[math]\hat{\Sigma}_{[YU][YU]} = \begin{bmatrix}\hat{\Sigma}_{YY} & \hat{\Sigma}_{YU}\\ \hat{\Sigma}_{UY} & \hat{\Sigma}_{UU} \end{bmatrix}. [/math]
Minimizing the above function with respect to the choice of subspace S is called kernel dimensioanlity reduction (KDR).

Determinant Formulation

Given i.i.d sample [math]\{(X_1, Y_1), \cdots, (X_n,Y_n)\}[/math] from [math]p_X[/math] and [math]p_{Y|X}[/math] get a matrix whose columns span the effective subspace [math]S[/math] which let
[math]\min_B \quad \frac{\det \hat{\Sigma}_{[YU][YU]}}{\det \hat{\Sigma}_{UU} \det \hat{\Sigma}_{YY}}[/math]
[math]s.t. \quad U=B^T X[/math].
The problem of local minima may arise when minimizing the above function. To overcome this problem the scale parameter [math]\sigma[/math] for the Gaussian kernel is decreased gradually during the iterations of optimization.

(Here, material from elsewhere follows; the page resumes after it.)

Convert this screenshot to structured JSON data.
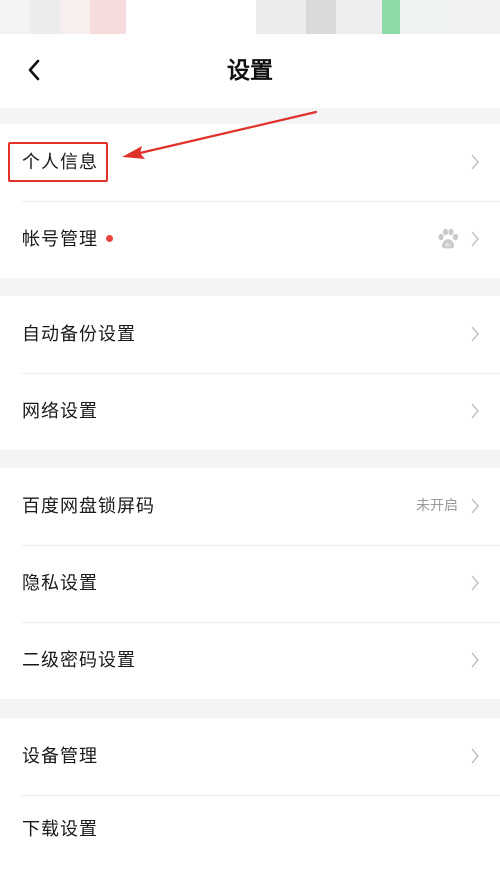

Gradient Descent

The matrix [math]B[/math] is updated iteratively according to
[math]B(t+1) = B(t) - \eta \frac{\partial \log \det \hat{\Sigma}_{YY|U}}{\partial B}[/math],
also it is
[math]B(t+1) = B(t) - \eta Tr[\hat{\Sigma}_{YY|U} \frac{\partial \hat{\Sigma}_{YY|U}}{\partial B}][/math],
where [math]\eta[/math] is optimized through golden section search, and
[math] Tr[\hat{\Sigma}_{YY|U}^{-1}\frac{\partial \hat{\Sigma}_{YY|U}}{\partial B}] = 2 \epsilon Tr [\hat{\Sigma}_{YY|U}^{-1} \hat{K}_Y (\hat{K}_U + \epsilon I_n)^{-1} \frac{\partial \hat{K}_U}{\partial B}(\hat{K}_U + \epsilon I_n)^{-2}\hat{K}_U\hat{K}_Y][/math].

Summary

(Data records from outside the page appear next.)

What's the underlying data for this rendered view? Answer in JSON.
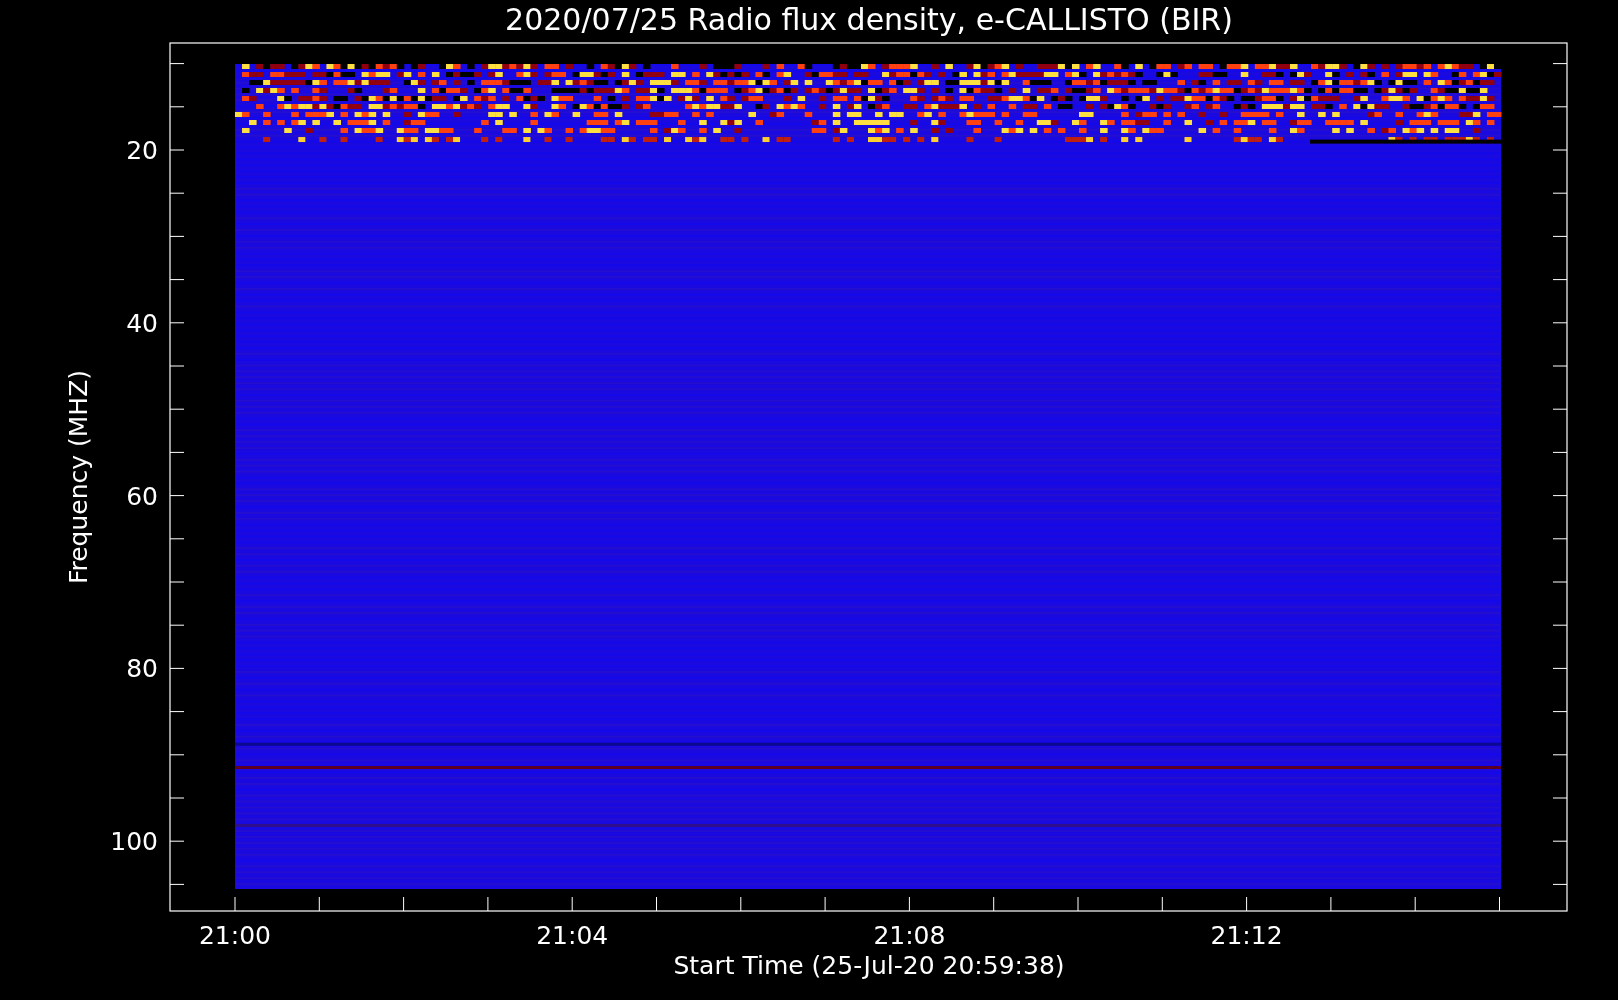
{
  "title": "2020/07/25  Radio flux density, e-CALLISTO (BIR)",
  "y_axis": {
    "label": "Frequency (MHZ)",
    "ticks": [
      "20",
      "40",
      "60",
      "80",
      "100"
    ]
  },
  "x_axis": {
    "label": "Start Time (25-Jul-20 20:59:38)",
    "ticks": [
      "21:00",
      "21:04",
      "21:08",
      "21:12"
    ]
  }
}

First, Dimension Reduction for Regression is equivalent to Conditional Independence.
Second, Conditional Covariance Operators give the criterion for KDR.
Third, KDR is a general framework of dimension reduction for regression, since it does not need assumption on [math]p(Y|X)[/math], [math]p(X)[/math] and [math]p(Y)[/math] and dimensionality of [math]Y[/math]. Furthermore, it is applicable for any type of data sets.
Forth, Multiplication of [math]n\times n[/math] matrices is computationally hard.
Last, it has a Local Minimum, because of gradient descent.

Further research

First, Analyzing the statistical consistency of the KDR-based estiomator in a way whether the estimator will converge to the true subspace when such space realy exists. Second, doing research on methods for choosing the dimensionality of the effective space.